What stories they would have told the child of the sons of Morna. Of Morna himself, the huge-shouldered, stern-eyed, violent Connachtman; and of his sons—young Goll Mor mac Morna in particular, as huge-shouldered as his father, as fierce in the onset, but merry-eyed when the other was grim, and bubbling with a laughter that made men forgive even his butcheries. Of Cona'n Mael mac Morna his brother, gruff as a badger, bearded like a boar, bald as a crow, and with a tongue that could manage an insult where another man would not find even a stammer. His boast was that when he saw an open door he went into it, and when he saw a closed door he went into it. When he saw a peaceful man he insulted him, and when he met a man who was not peaceful he insulted him. There was Garra Duv mac Morna, and savage Art Og, who cared as little for their own skins as they did for the next man's, and Garra must have been rough indeed to have earned in that clan the name of the Rough mac Morna. There were others: wild Connachtmen all, as untameable, as unaccountable as their own wonderful countryside.
Fionn would have heard much of them, and it is likely that he practised on a nettle at taking the head off Goll, and that he hunted a sheep from cover in the implacable manner he intended later on for Cona'n the Swearer.
But it is of Uail mac Baiscne he would have heard most. With what a dilation of spirit the ladies would have told tales of him, Fionn's father. How their voices would have become a chant as feat was added to feat, glory piled on glory. The most famous of men and the most beautiful; the hardest fighter; the easiest giver; the kingly champion; the chief of the Fianna na h-Eirinn. Tales of how he had been way-laid and got free; of how he had been generous and got free; of how he had been angry and went marching with the speed of an eagle and the direct onfall of a storm; while in front and at the sides, angled from the prow of his terrific advance, were fleeing multitudes who did not dare to wait and scarce had time to run.

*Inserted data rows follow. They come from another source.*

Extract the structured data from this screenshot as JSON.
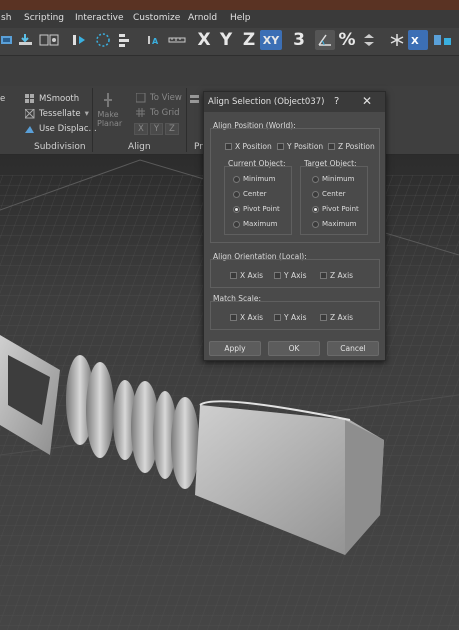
{
  "menu": [
    "sh",
    "Scripting",
    "Interactive",
    "Customize",
    "Arnold",
    "Help"
  ],
  "toolbar": {
    "axis_x": "X",
    "axis_y": "Y",
    "axis_z": "Z",
    "axis_xy": "XY",
    "snap_3": "3",
    "percent": "%"
  },
  "ribbon": {
    "msmooth": "MSmooth",
    "tessellate": "Tessellate",
    "use_displace": "Use Displac...",
    "make_planar": "Make Planar",
    "to_view": "To View",
    "to_grid": "To Grid",
    "x": "X",
    "y": "Y",
    "z": "Z",
    "subdivision": "Subdivision",
    "align": "Align",
    "pr": "Pr"
  },
  "dialog": {
    "title": "Align Selection (Object037)",
    "help": "?",
    "close": "✕",
    "align_position_label": "Align Position (World):",
    "x_position": "X Position",
    "y_position": "Y Position",
    "z_position": "Z Position",
    "current_object_label": "Current Object:",
    "target_object_label": "Target Object:",
    "current_options": [
      "Minimum",
      "Center",
      "Pivot Point",
      "Maximum"
    ],
    "target_options": [
      "Minimum",
      "Center",
      "Pivot Point",
      "Maximum"
    ],
    "current_selected": "Pivot Point",
    "target_selected": "Pivot Point",
    "align_orientation_label": "Align Orientation (Local):",
    "match_scale_label": "Match Scale:",
    "x_axis": "X Axis",
    "y_axis": "Y Axis",
    "z_axis": "Z Axis",
    "apply": "Apply",
    "ok": "OK",
    "cancel": "Cancel"
  },
  "colors": {
    "title_strip": "#5a3323",
    "ui_bg": "#414141",
    "dialog_bg": "#4a4a4a",
    "viewport_bg": "#3b3b3b",
    "highlight": "#3c6fb5"
  }
}
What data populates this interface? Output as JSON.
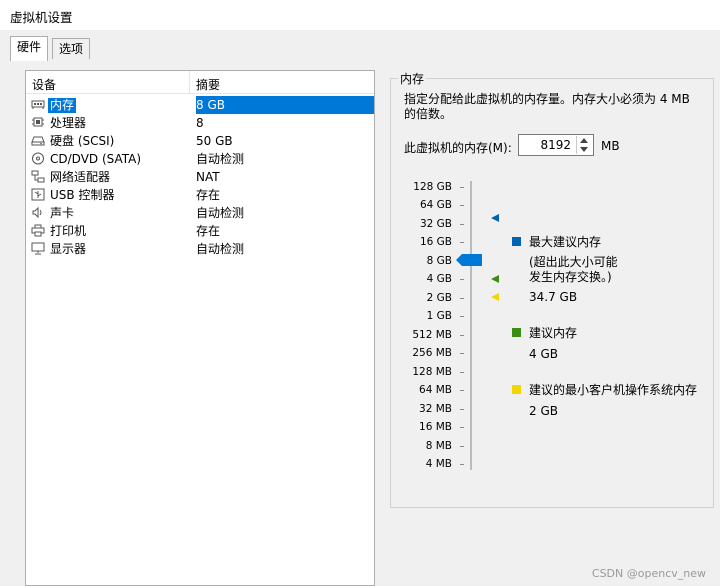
{
  "window": {
    "title": "虚拟机设置"
  },
  "tabs": [
    {
      "label": "硬件",
      "active": true
    },
    {
      "label": "选项",
      "active": false
    }
  ],
  "device_list": {
    "headers": {
      "device": "设备",
      "summary": "摘要"
    },
    "items": [
      {
        "name": "内存",
        "summary": "8 GB",
        "icon": "memory-icon",
        "selected": true
      },
      {
        "name": "处理器",
        "summary": "8",
        "icon": "processor-icon"
      },
      {
        "name": "硬盘 (SCSI)",
        "summary": "50 GB",
        "icon": "harddisk-icon"
      },
      {
        "name": "CD/DVD (SATA)",
        "summary": "自动检测",
        "icon": "cd-dvd-icon"
      },
      {
        "name": "网络适配器",
        "summary": "NAT",
        "icon": "network-adapter-icon"
      },
      {
        "name": "USB 控制器",
        "summary": "存在",
        "icon": "usb-icon"
      },
      {
        "name": "声卡",
        "summary": "自动检测",
        "icon": "sound-card-icon"
      },
      {
        "name": "打印机",
        "summary": "存在",
        "icon": "printer-icon"
      },
      {
        "name": "显示器",
        "summary": "自动检测",
        "icon": "display-icon"
      }
    ]
  },
  "memory_panel": {
    "title": "内存",
    "description": "指定分配给此虚拟机的内存量。内存大小必须为 4 MB 的倍数。",
    "input_label": "此虚拟机的内存(M):",
    "input_value": "8192",
    "unit": "MB",
    "scale_labels": [
      "128 GB",
      "64 GB",
      "32 GB",
      "16 GB",
      "8 GB",
      "4 GB",
      "2 GB",
      "1 GB",
      "512 MB",
      "256 MB",
      "128 MB",
      "64 MB",
      "32 MB",
      "16 MB",
      "8 MB",
      "4 MB"
    ],
    "current_value": "8 GB",
    "legend": {
      "max_label": "最大建议内存",
      "max_note_line1": "(超出此大小可能",
      "max_note_line2": "发生内存交换。)",
      "max_value": "34.7 GB",
      "recommended_label": "建议内存",
      "recommended_value": "4 GB",
      "min_label": "建议的最小客户机操作系统内存",
      "min_value": "2 GB"
    },
    "colors": {
      "max": "#0063b1",
      "recommended": "#3c8d14",
      "min": "#f2d600",
      "selection": "#0078d7"
    }
  },
  "watermark": "CSDN @opencv_new"
}
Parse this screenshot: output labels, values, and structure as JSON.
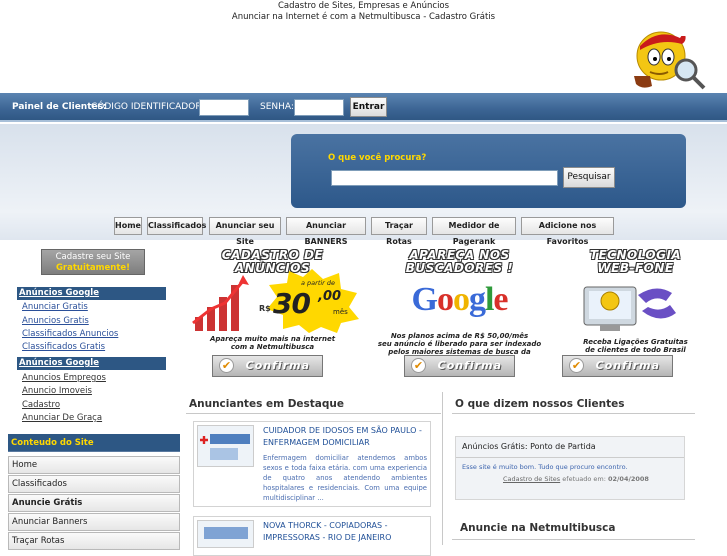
{
  "header": {
    "title": "Cadastro de Sites, Empresas e Anúncios",
    "subtitle": "Anunciar na Internet é com a Netmultibusca - Cadastro Grátis"
  },
  "login": {
    "panel_label": "Painel de Clientes:",
    "code_label": "CÓDIGO IDENTIFICADOR:",
    "password_label": "SENHA:",
    "submit_label": "Entrar"
  },
  "search": {
    "question": "O que você procura?",
    "button_label": "Pesquisar"
  },
  "nav": {
    "items": [
      "Home",
      "Classificados",
      "Anunciar seu Site",
      "Anunciar BANNERS",
      "Traçar Rotas",
      "Medidor de Pagerank",
      "Adicione nos Favoritos"
    ]
  },
  "sidebar": {
    "cadastre_line1": "Cadastre seu Site",
    "cadastre_line2": "Gratuitamente!",
    "google_header_1": "Anúncios Google",
    "google_links_1": [
      "Anunciar Gratis",
      "Anuncios Gratis",
      "Classificados Anuncios",
      "Classificados Gratis"
    ],
    "google_header_2": "Anúncios Google",
    "google_links_2": [
      "Anuncios Empregos",
      "Anuncio Imoveis",
      "Cadastro",
      "Anunciar De Graça"
    ],
    "content_header": "Conteudo do Site",
    "content_items": [
      "Home",
      "Classificados",
      "Anuncie Grátis",
      "Anunciar Banners",
      "Traçar Rotas"
    ]
  },
  "promos": [
    {
      "title1": "CADASTRO DE",
      "title2": "ANÚNCIOS",
      "price_prefix": "a partir de",
      "price_rs": "R$",
      "price_int": "30",
      "price_dec": ",00",
      "price_suffix": "mês",
      "desc1": "Apareça muito mais na internet",
      "desc2": "com a Netmultibusca",
      "button": "Confirma"
    },
    {
      "title1": "APAREÇA NOS",
      "title2": "BUSCADORES !",
      "logo": "Google",
      "desc1": "Nos planos acima de R$ 50,00/mês",
      "desc2": "seu anúncio é liberado para ser indexado",
      "desc3": "pelos maiores sistemas de busca da internet",
      "button": "Confirma"
    },
    {
      "title1": "TECNOLOGIA",
      "title2": "WEB-FONE",
      "desc1": "Receba Ligações Gratuitas",
      "desc2": "de clientes de todo Brasil",
      "button": "Confirma"
    }
  ],
  "featured": {
    "title": "Anunciantes em Destaque",
    "ads": [
      {
        "title": "CUIDADOR DE IDOSOS EM SÃO PAULO - ENFERMAGEM DOMICILIAR",
        "text": "Enfermagem domiciliar atendemos ambos sexos e toda faixa etária. com uma experiencia de quatro anos atendendo ambientes hospitalares e residenciais. Com uma equipe multidisciplinar ..."
      },
      {
        "title": "NOVA THORCK - COPIADORAS - IMPRESSORAS - RIO DE JANEIRO",
        "text": ""
      }
    ]
  },
  "testimonials": {
    "title": "O que dizem nossos Clientes",
    "card_title": "Anúncios Grátis: Ponto de Partida",
    "quote": "Esse site é muito bom. Tudo que procuro encontro.",
    "source": "Cadastro de Sites",
    "date_label": "efetuado em:",
    "date": "02/04/2008"
  },
  "anuncie": {
    "title": "Anuncie na Netmultibusca"
  },
  "colors": {
    "navy": "#2d5784",
    "yellow": "#ffd800",
    "link": "#2a4f99"
  }
}
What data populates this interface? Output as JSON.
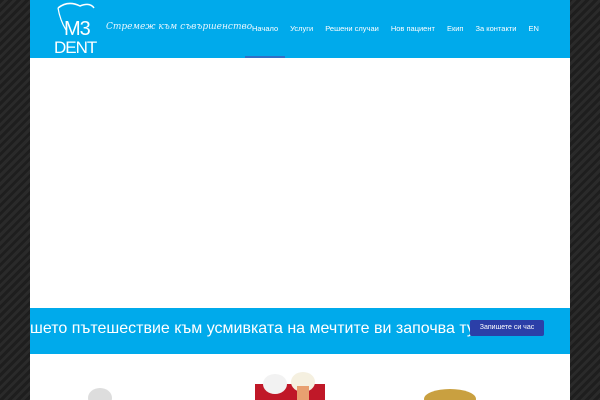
{
  "header": {
    "logo_m3": "M3",
    "logo_dent": "DENT",
    "tagline": "Стремеж към съвършенство",
    "nav": [
      "Начало",
      "Услуги",
      "Решени случаи",
      "Нов пациент",
      "Екип",
      "За контакти",
      "EN"
    ]
  },
  "banner": {
    "text": "шето пътешествие към усмивката на мечтите ви започва тук",
    "button": "Запишете си час"
  },
  "colors": {
    "brand": "#00aaeb",
    "button": "#2b3fa8"
  }
}
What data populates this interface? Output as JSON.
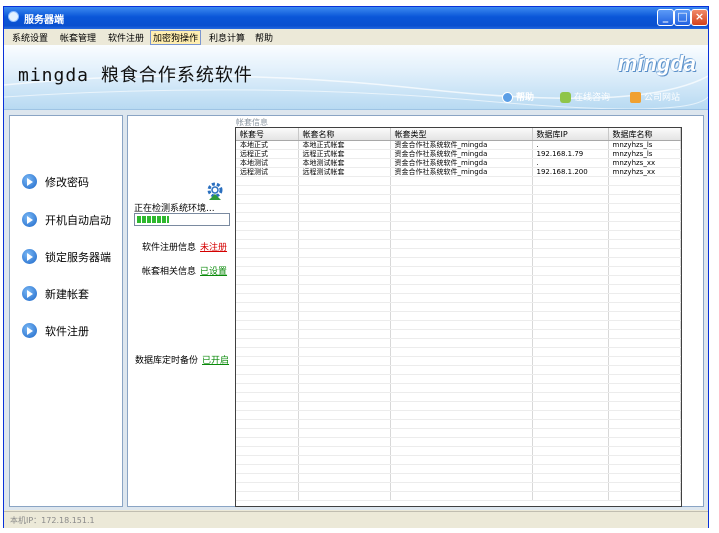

And of how at last, when the time came to quell him, nothing less than the whole might of Ireland was sufficient for that great downfall.
We may be sure that on these adventures Fionn was with his father, going step for step with the long-striding hero, and heartening him mightily.